## EXERCISE OBJECTIVE
Would you print all of the entries exactly, please, but without their pictures?

## PROVIDED RECORDS
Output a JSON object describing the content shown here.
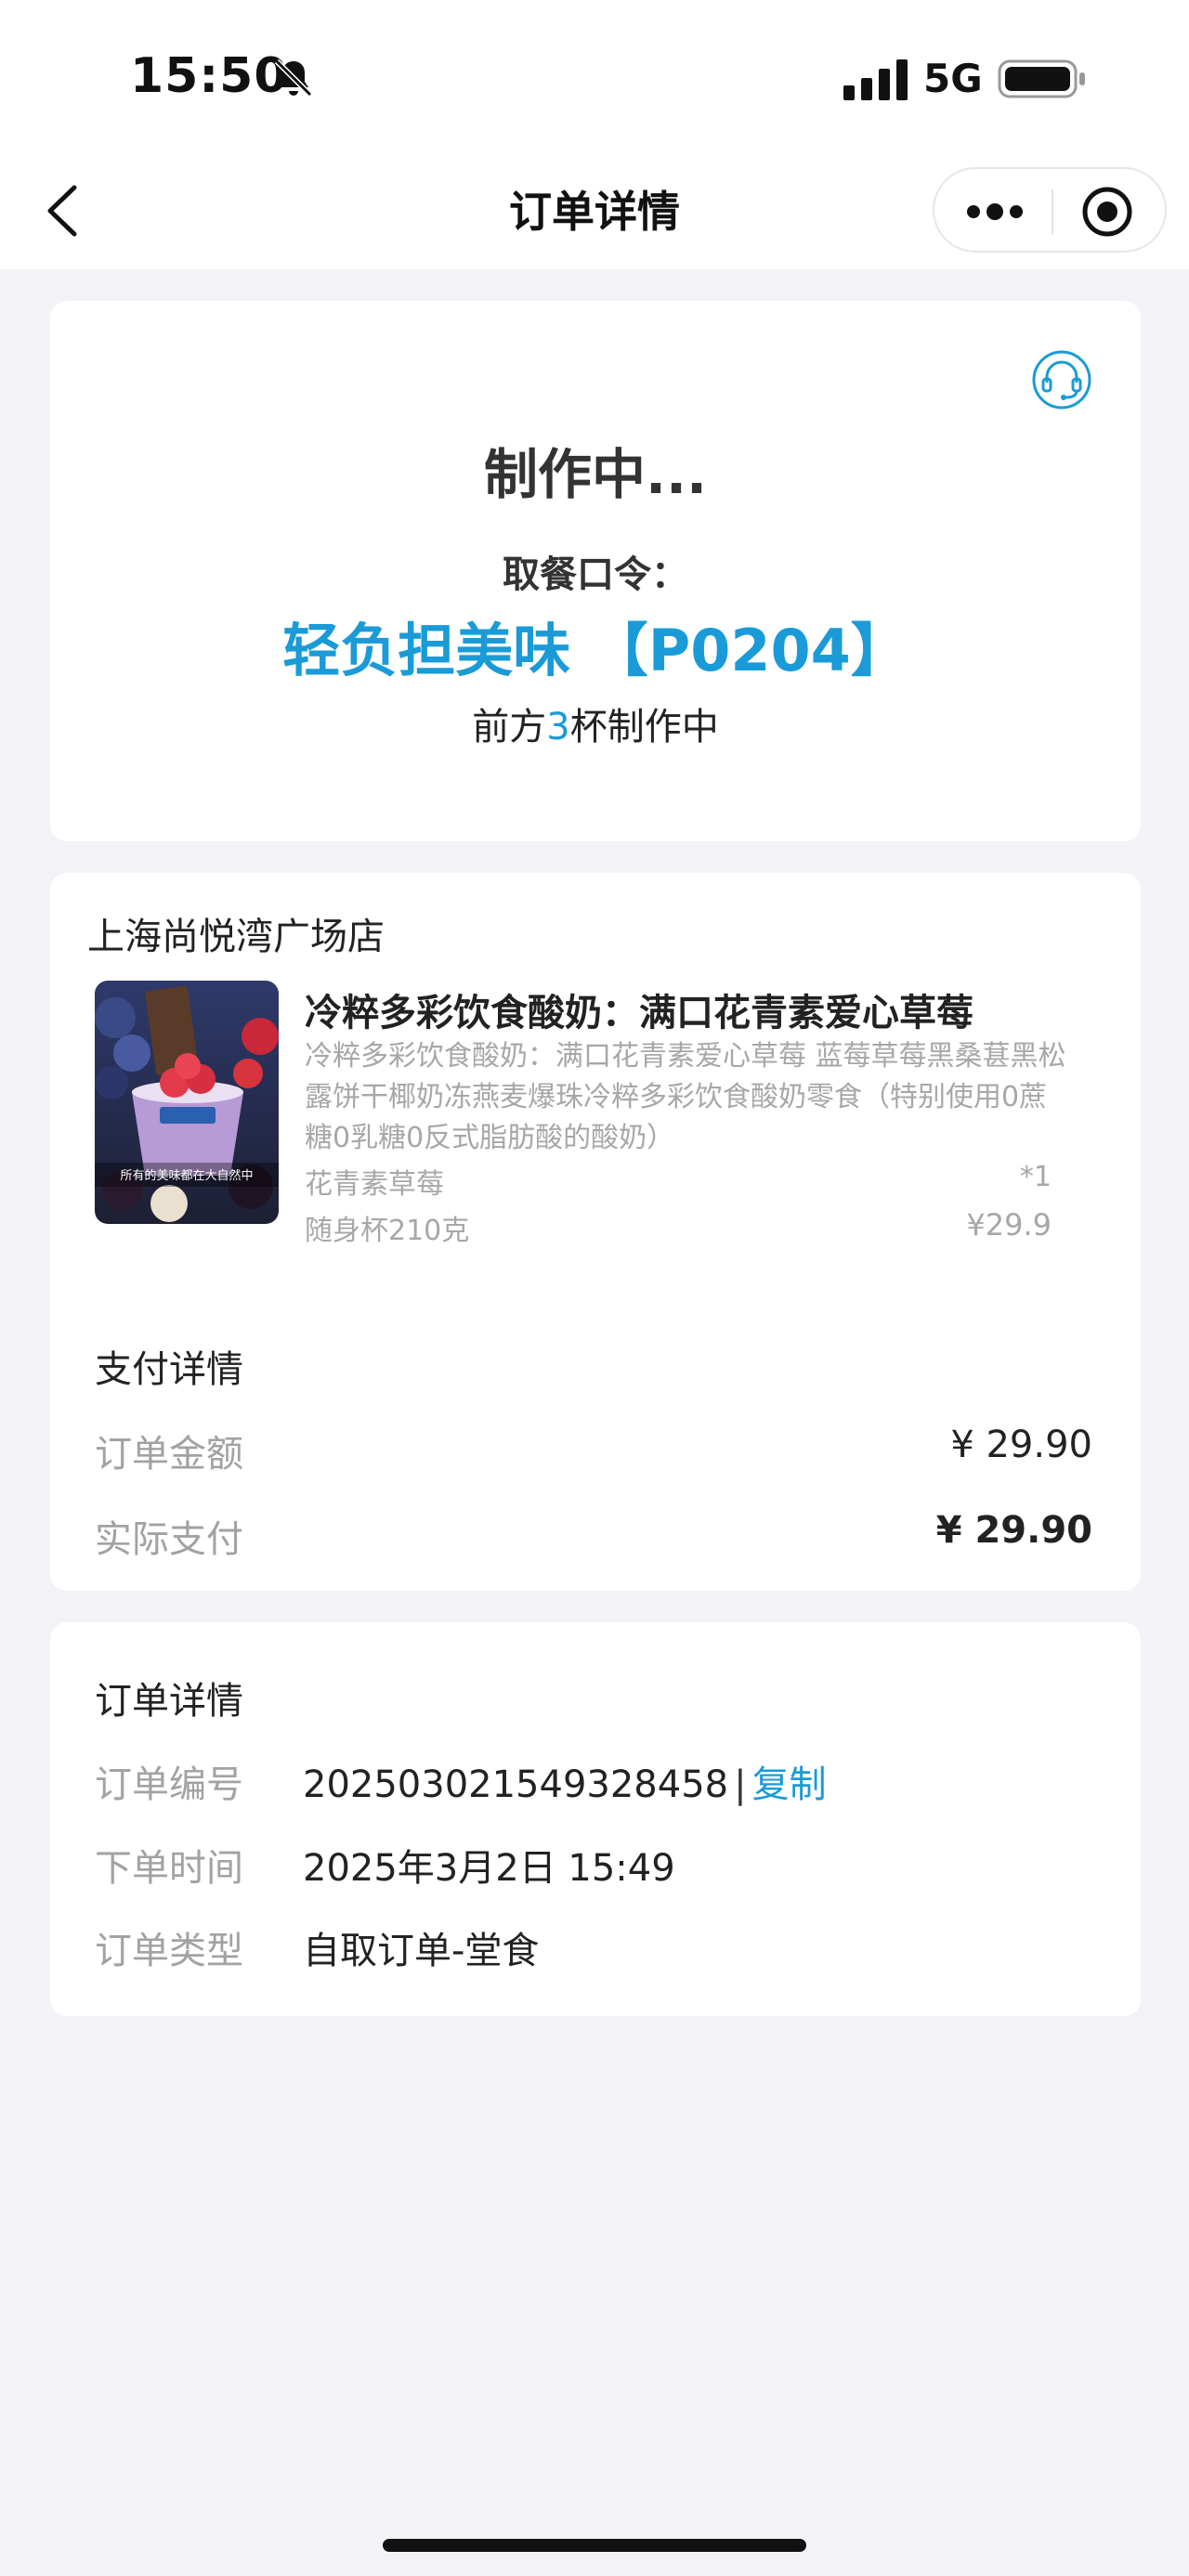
{
  "status_bar": {
    "time": "15:50",
    "network": "5G"
  },
  "nav": {
    "title": "订单详情"
  },
  "order_status": {
    "status": "制作中...",
    "pickup_label": "取餐口令：",
    "pickup_code": "轻负担美味 【P0204】",
    "queue_prefix": "前方",
    "queue_count": "3",
    "queue_suffix": "杯制作中"
  },
  "store": {
    "name": "上海尚悦湾广场店"
  },
  "product": {
    "image_caption": "所有的美味都在大自然中",
    "title": "冷粹多彩饮食酸奶：满口花青素爱心草莓",
    "description": "冷粹多彩饮食酸奶：满口花青素爱心草莓 蓝莓草莓黑桑葚黑松露饼干椰奶冻燕麦爆珠冷粹多彩饮食酸奶零食（特别使用0蔗糖0乳糖0反式脂肪酸的酸奶）",
    "spec1": "花青素草莓",
    "spec2": "随身杯210克",
    "quantity": "*1",
    "price": "¥29.9"
  },
  "payment": {
    "title": "支付详情",
    "order_amount_label": "订单金额",
    "order_amount": "¥ 29.90",
    "actual_paid_label": "实际支付",
    "actual_paid": "¥ 29.90"
  },
  "order_info": {
    "title": "订单详情",
    "number_label": "订单编号",
    "number": "2025030215493284​58",
    "separator": "|",
    "copy_label": "复制",
    "time_label": "下单时间",
    "time": "2025年3月2日 15:49",
    "type_label": "订单类型",
    "type": "自取订单-堂食"
  },
  "colors": {
    "accent": "#1a9bd7",
    "background": "#f3f3f7",
    "card": "#ffffff",
    "muted": "#a7a7a7"
  }
}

## OUTPUT FOR THIS TASK
Output a JSON object describing the content shown here.
{
  "status_bar": {
    "time": "15:50",
    "network": "5G"
  },
  "nav": {
    "title": "订单详情"
  },
  "order_status": {
    "status": "制作中...",
    "pickup_label": "取餐口令：",
    "pickup_code": "轻负担美味 【P0204】",
    "queue_prefix": "前方",
    "queue_count": "3",
    "queue_suffix": "杯制作中"
  },
  "store": {
    "name": "上海尚悦湾广场店"
  },
  "product": {
    "image_caption": "所有的美味都在大自然中",
    "title": "冷粹多彩饮食酸奶：满口花青素爱心草莓",
    "description": "冷粹多彩饮食酸奶：满口花青素爱心草莓 蓝莓草莓黑桑葚黑松露饼干椰奶冻燕麦爆珠冷粹多彩饮食酸奶零食（特别使用0蔗糖0乳糖0反式脂肪酸的酸奶）",
    "spec1": "花青素草莓",
    "spec2": "随身杯210克",
    "quantity": "*1",
    "price": "¥29.9"
  },
  "payment": {
    "title": "支付详情",
    "order_amount_label": "订单金额",
    "order_amount": "¥ 29.90",
    "actual_paid_label": "实际支付",
    "actual_paid": "¥ 29.90"
  },
  "order_info": {
    "title": "订单详情",
    "number_label": "订单编号",
    "number": "2025030215493284​58",
    "separator": "|",
    "copy_label": "复制",
    "time_label": "下单时间",
    "time": "2025年3月2日 15:49",
    "type_label": "订单类型",
    "type": "自取订单-堂食"
  },
  "colors": {
    "accent": "#1a9bd7",
    "background": "#f3f3f7",
    "card": "#ffffff",
    "muted": "#a7a7a7"
  }
}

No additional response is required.